It also presents a unique learning opportunity for Stanford Law School students.
The idea for the student seminar came about last year when California Attorney General Kamala Harris asked Petersilia to work closely with her to study the state’s recidivism problem. Petersilia had to beg off—after all, she has to teach—but suggested that the project be made into a class. Harris agreed. When AB 109 passed, the project narrowed in focus and also took on greater urgency: The new legislation does not include funding for study, and there is no plan for comprehensive research into how each of California’s 58 counties will address realignment. The class will fill some of that gap by studying one county’s efforts to implement the legislation, providing what Petersilia and Harris hope will be a model for best practices.
“This is a unique opportunity for us in the California Department of Justice to partner with Joan, who is the leading thinker nationwide on these kinds of criminal justice issues,” says Michael Troncoso, acting chief deputy attorney general.
A nationally recognized criminologist, Petersilia has immersed herself in issues related to realignment for the best part of 25 years, focusing primarily on reentry. An empiricist who was the director of the Criminal Justice Program at the RAND Corporation, her expertise is politically neutral—and highly sought. She has served as a special advisor to Governor Arnold Schwarzenegger, helping to reorganize adult corrections and working with the California State Legislature to implement prison and parole reform (she was standing next to him at the signing ceremony for AB 900, which authorized nearly $8 billion for prison construction and rehabilitation initiatives). She chaired Governor Schwarzenegger’s Rehabilitation Strike Team and was also co-chair of California’s expert panel on offender rehabilitation programs. Governor Brown quickly sought her advice after taking office.
“We’re a little bit off the map with this legislation,” Troncoso adds. “And the person everyone turns to on an issue like this when undertaking such a dramatic shift in responsibility is Joan. Can she help draw the map? And that’s what she’s doing, helping policymakers start to draw the map, showing us what makes sense, what is working or can work.”
It’s the scholarly opportunity of a lifetime for Petersilia and her students to explore the broad implications of the groundbreaking legislation in real time, as it is rolling out.
While working closely with the AG’s office, Petersilia knew the seminar needed the input of officials at the frontline of this change. She asked Santa Clara County to allow her students to conduct their research there—in their courts and halls of government. The county agreed. Now other counties are looking to Petersilia and the students’ projects—hoping that the work they produce provides useful guidance on what is working and what isn’t—and soon.

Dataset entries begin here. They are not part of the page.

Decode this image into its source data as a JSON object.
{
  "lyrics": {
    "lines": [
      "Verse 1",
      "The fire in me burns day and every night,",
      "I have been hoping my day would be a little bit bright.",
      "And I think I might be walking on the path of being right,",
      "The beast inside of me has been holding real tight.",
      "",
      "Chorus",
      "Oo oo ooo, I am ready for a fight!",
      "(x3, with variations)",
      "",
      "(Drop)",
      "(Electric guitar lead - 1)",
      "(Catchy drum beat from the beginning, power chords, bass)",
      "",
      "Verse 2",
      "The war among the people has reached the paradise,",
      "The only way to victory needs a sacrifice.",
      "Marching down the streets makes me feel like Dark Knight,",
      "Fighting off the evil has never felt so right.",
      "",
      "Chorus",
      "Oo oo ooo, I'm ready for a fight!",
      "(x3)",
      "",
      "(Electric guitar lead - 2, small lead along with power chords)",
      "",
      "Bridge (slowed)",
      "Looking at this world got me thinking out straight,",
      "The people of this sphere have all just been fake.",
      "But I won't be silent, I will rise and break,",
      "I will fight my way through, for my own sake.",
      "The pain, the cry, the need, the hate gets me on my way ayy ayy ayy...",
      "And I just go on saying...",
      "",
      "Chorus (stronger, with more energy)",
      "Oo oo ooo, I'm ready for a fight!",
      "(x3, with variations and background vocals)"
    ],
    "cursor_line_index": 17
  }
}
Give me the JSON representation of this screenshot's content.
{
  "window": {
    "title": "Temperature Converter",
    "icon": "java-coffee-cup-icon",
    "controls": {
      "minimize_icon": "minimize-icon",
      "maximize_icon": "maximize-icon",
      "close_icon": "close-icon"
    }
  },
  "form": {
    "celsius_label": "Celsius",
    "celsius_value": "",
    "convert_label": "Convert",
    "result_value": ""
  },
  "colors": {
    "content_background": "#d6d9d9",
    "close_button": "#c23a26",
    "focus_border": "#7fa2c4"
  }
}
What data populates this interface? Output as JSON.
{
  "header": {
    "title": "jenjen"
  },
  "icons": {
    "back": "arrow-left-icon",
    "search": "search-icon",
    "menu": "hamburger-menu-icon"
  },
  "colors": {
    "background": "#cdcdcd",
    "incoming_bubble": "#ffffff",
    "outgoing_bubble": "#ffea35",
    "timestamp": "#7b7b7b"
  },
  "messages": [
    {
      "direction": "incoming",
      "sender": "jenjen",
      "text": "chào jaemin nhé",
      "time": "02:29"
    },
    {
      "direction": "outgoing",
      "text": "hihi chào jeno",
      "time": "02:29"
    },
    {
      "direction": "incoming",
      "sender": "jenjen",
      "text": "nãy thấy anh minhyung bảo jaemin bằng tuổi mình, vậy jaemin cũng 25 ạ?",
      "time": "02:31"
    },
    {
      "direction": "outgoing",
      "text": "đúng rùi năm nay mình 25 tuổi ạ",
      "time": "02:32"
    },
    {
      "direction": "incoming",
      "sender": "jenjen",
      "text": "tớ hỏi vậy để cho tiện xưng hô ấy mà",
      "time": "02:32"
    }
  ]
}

“Any time we can utilize the intelligence of Stanford Law School students we only see an upside,” says Gary Graves, COO for Santa Clara County. “We have a lot of professionals working here who have been in this business for a long time. We hope to get a fresh perspective and the enthusiasm of students.”
Petersilia calls the class a “makeshift policy institute,” with students treating the AG and Santa Clara County’s Community Corrections Partnership (CCP) as their “clients.” Topics for study were suggested by Governor Jerry Brown, leaders in the prison system at the local and state level, as well as the class’s two clients. Matthew Cate, secretary of the California Department of Corrections and Rehabilitation, will visit the class late this month and share his insights, as will Harris and other key players working on the issues. Students will explore a variety of crucial questions: How does AB 109 affect the courtroom work group? Do offenders really access more local services with decentralization of supervision? What are the legal barriers to successful reentry into society for things such as housing? What does the new offender in county jail look like—is the profile very different from before AB 109? And so on.

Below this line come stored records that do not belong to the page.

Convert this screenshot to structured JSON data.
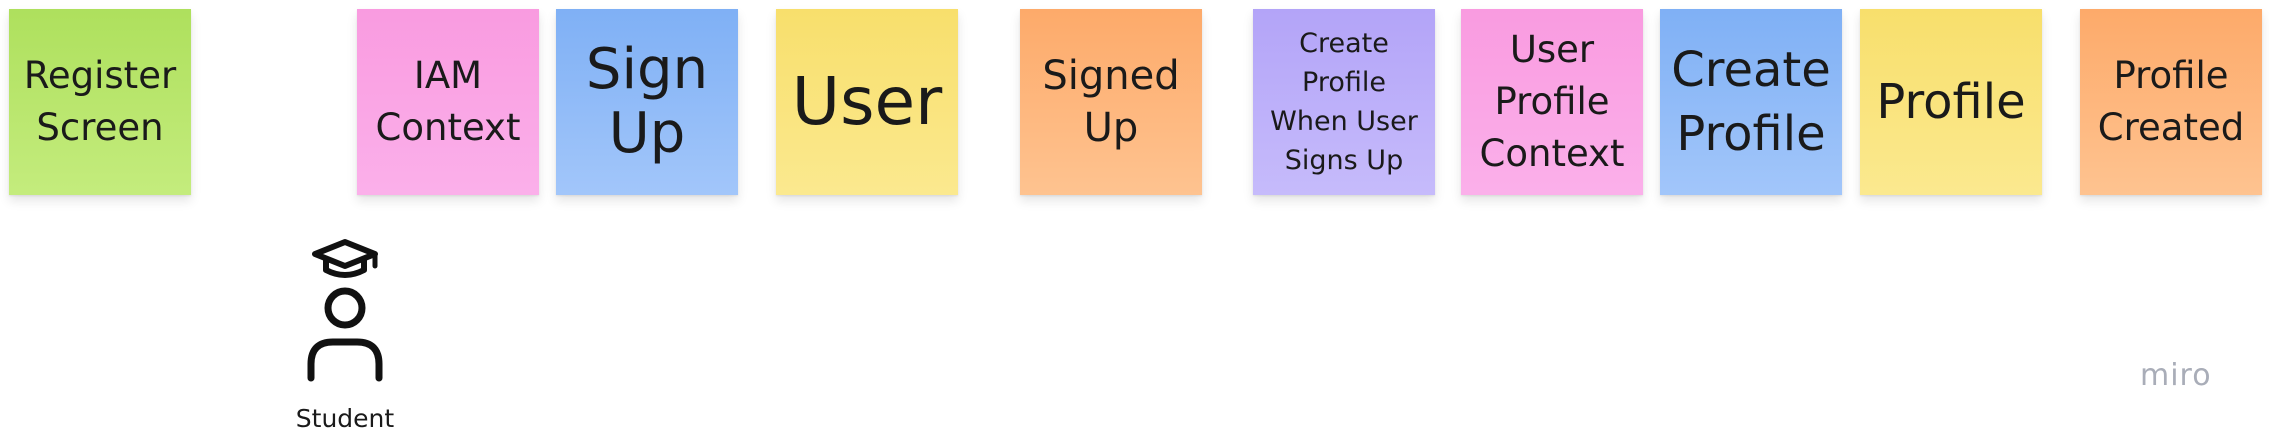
{
  "board": {
    "stickies": [
      {
        "id": "register-screen",
        "text": "Register\nScreen",
        "color": "#bce86f"
      },
      {
        "id": "iam-context",
        "text": "IAM\nContext",
        "color": "#faa5e6"
      },
      {
        "id": "sign-up",
        "text": "Sign\nUp",
        "color": "#92bdf8"
      },
      {
        "id": "user",
        "text": "User",
        "color": "#fae37c"
      },
      {
        "id": "signed-up",
        "text": "Signed\nUp",
        "color": "#feb67d"
      },
      {
        "id": "create-profile-policy",
        "text": "Create\nProfile\nWhen User\nSigns Up",
        "color": "#bdb0fa"
      },
      {
        "id": "user-profile-context",
        "text": "User\nProfile\nContext",
        "color": "#faa5e6"
      },
      {
        "id": "create-profile",
        "text": "Create\nProfile",
        "color": "#92bdf8"
      },
      {
        "id": "profile",
        "text": "Profile",
        "color": "#fae37c"
      },
      {
        "id": "profile-created",
        "text": "Profile\nCreated",
        "color": "#feb67d"
      }
    ],
    "actor": {
      "label": "Student",
      "icon": "student-graduation-cap-icon"
    },
    "brand": "miro"
  }
}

When asked why they signed up for the seminar, the students’ first answer is the same: to study with Petersilia, to learn from her. While not all of them will follow Petersilia into the criminal justice policy field, they see tremendous value in her instruction.
Malaina Freedman, JD ’12, and two classmates are focusing their research on the effect of AB 109 on the courtroom.
With Santa Clara County as their testing ground, they are meeting with the various players—prosecutors, criminal defense attorneys, judges, and judicial officers—trying to form a picture while it’s being drawn. “I hope that we deliver something useful,” says Freedman. “It’s a little bit scary to think that there are a lot of eyes on us.”
Freedman is planning to join a San Francisco firm after graduation, but the experience of both a clinic and taking Petersilia’s courses helped her land the position. “The firm does a lot of pro bono work and was very interested in those experiences. Taking complex ideas and learning how to present them in a concise way. Working in teams. And in this seminar we’ll actually present our findings to AG Kamala Harris—what an incredible opportunity,” says Freedman.
“California is a testing ground for criminal reorganization. And we get to study it as it’s rolled out,” says Lorenzo Arroyo, JD ’13, who is exploring legal issues of “flash incarceration” (short jail terms imposed when probation and parolees fail drug tests) and how the new law might influence its use. He spent last summer working with the ACLU in Los Angeles and is very interested in criminal policy and litigation work focusing on education. “It’s a fabulous opportunity to see how the macro determinations play out on the local level. And to help to inform that process.”
For Angela McCray, JD ’12, this seminar in not just an opportunity to once again study with Petersilia, something she calls “profound,” but also to tie together criminal justice issues to her main interest of poverty and economic development (she has a business background and worked in public accounting before coming to Stanford Law). “The elephant in the room when people talk about the struggles of the poor is incarceration,” she says. “The two areas are intimately connected.”
Nayna Gupta, JD ’12, who is quickly coming up to speed on housing issues that newly released prisoners face, sees the class as very timely. “So much of what we do in law school is doctrinal and theory based. Important building blocks, yes, but I like working on the real issues. And this is so relevant right now,” says Gupta, who plans to be a public interest lawyer when she graduates. “And the opportunity to collaborate with Kamala Harris is just incredible.”
The students’ work could inform some of the most important changes in criminal policy ever undertaken. Graves, who called preparing for implementation of AB 109 on October 1 “a fire drill,” says that in Santa Clara County plans are in place to address resource needs in the near term in areas such as parole (with an immediate increase, as approximately 120 individuals who would have been released under state parole supervision were transferred to his county) and services. But as long as the state can continue to fund the increased burden that is being put on counties, he’s feeling optimistic.
“We do see this as an opportunity to actually impact recidivism,” he says. “The goal is to not spend so much money on corrections and to try to correct the vicious circle of recidivism—reversing the kinds of policy that caused overcrowding at the state level. And we do believe that we in the county are in the best position to make a difference.”
As seriously as the students are taking this project, the attorney general may be taking it even more so. “The AG is expecting advice that she will be able to use and that will be functional and serviceable. This is a real-life assignment—they aren’t just writing a paper,” says Troncoso. It’s also the beginning of what could be an ongoing partnership.
“It’s a model of public/private partnership with policymakers at the state level and the academy combining forces to tackle some of the biggest challenges we face, and realignment is a unique opportunity in terms of public policy,” he says. “This isn’t about one class, but about building a relationship between Stanford and the California government, one that we want to see grow.” SL